§ **Task objective**:
Each record below must be written out exactly as given.

§ **Extracted information**:
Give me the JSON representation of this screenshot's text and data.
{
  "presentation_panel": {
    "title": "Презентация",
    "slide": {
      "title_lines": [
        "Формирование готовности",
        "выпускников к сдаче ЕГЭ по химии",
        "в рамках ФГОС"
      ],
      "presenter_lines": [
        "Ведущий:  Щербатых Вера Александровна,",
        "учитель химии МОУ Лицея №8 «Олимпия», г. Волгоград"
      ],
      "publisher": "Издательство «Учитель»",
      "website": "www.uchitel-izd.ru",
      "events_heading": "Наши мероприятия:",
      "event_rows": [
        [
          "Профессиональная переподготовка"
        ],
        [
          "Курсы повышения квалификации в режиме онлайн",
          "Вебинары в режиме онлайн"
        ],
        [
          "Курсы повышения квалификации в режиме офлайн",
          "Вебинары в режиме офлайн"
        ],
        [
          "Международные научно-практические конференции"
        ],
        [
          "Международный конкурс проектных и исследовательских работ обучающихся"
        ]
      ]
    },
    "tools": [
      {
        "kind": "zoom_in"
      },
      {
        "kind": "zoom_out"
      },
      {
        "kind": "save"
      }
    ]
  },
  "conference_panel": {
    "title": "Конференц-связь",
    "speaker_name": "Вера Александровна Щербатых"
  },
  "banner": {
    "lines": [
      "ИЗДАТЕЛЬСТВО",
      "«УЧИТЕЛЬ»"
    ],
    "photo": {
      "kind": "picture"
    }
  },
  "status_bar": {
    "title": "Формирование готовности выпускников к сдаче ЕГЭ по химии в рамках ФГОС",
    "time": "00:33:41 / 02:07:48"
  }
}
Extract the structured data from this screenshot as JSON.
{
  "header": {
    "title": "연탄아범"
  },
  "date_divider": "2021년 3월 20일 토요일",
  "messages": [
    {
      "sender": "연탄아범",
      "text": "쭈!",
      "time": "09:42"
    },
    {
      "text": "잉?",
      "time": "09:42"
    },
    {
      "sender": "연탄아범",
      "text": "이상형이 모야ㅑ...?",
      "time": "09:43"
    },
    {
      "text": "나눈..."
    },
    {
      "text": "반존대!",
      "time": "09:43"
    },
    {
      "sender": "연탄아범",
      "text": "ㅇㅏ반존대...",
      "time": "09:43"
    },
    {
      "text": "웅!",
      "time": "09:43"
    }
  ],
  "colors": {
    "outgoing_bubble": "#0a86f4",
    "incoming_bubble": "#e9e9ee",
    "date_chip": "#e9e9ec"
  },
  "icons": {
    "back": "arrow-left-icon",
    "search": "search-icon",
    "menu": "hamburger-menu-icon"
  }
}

§ **Solution for this problem**:
Give me the JSON representation of this screenshot's text and data.
{
  "presentation_panel": {
    "title": "Презентация",
    "slide": {
      "title_lines": [
        "Формирование готовности",
        "выпускников к сдаче ЕГЭ по химии",
        "в рамках ФГОС"
      ],
      "presenter_lines": [
        "Ведущий:  Щербатых Вера Александровна,",
        "учитель химии МОУ Лицея №8 «Олимпия», г. Волгоград"
      ],
      "publisher": "Издательство «Учитель»",
      "website": "www.uchitel-izd.ru",
      "events_heading": "Наши мероприятия:",
      "event_rows": [
        [
          "Профессиональная переподготовка"
        ],
        [
          "Курсы повышения квалификации в режиме онлайн",
          "Вебинары в режиме онлайн"
        ],
        [
          "Курсы повышения квалификации в режиме офлайн",
          "Вебинары в режиме офлайн"
        ],
        [
          "Международные научно-практические конференции"
        ],
        [
          "Международный конкурс проектных и исследовательских работ обучающихся"
        ]
      ]
    },
    "tools": [
      {
        "kind": "zoom_in"
      },
      {
        "kind": "zoom_out"
      },
      {
        "kind": "save"
      }
    ]
  },
  "conference_panel": {
    "title": "Конференц-связь",
    "speaker_name": "Вера Александровна Щербатых"
  },
  "banner": {
    "lines": [
      "ИЗДАТЕЛЬСТВО",
      "«УЧИТЕЛЬ»"
    ],
    "photo": {
      "kind": "picture"
    }
  },
  "status_bar": {
    "title": "Формирование готовности выпускников к сдаче ЕГЭ по химии в рамках ФГОС",
    "time": "00:33:41 / 02:07:48"
  }
}
Extract the structured data from this screenshot as JSON.
{
  "header": {
    "title": "연탄아범"
  },
  "date_divider": "2021년 3월 20일 토요일",
  "messages": [
    {
      "sender": "연탄아범",
      "text": "쭈!",
      "time": "09:42"
    },
    {
      "text": "잉?",
      "time": "09:42"
    },
    {
      "sender": "연탄아범",
      "text": "이상형이 모야ㅑ...?",
      "time": "09:43"
    },
    {
      "text": "나눈..."
    },
    {
      "text": "반존대!",
      "time": "09:43"
    },
    {
      "sender": "연탄아범",
      "text": "ㅇㅏ반존대...",
      "time": "09:43"
    },
    {
      "text": "웅!",
      "time": "09:43"
    }
  ],
  "colors": {
    "outgoing_bubble": "#0a86f4",
    "incoming_bubble": "#e9e9ee",
    "date_chip": "#e9e9ec"
  },
  "icons": {
    "back": "arrow-left-icon",
    "search": "search-icon",
    "menu": "hamburger-menu-icon"
  }
}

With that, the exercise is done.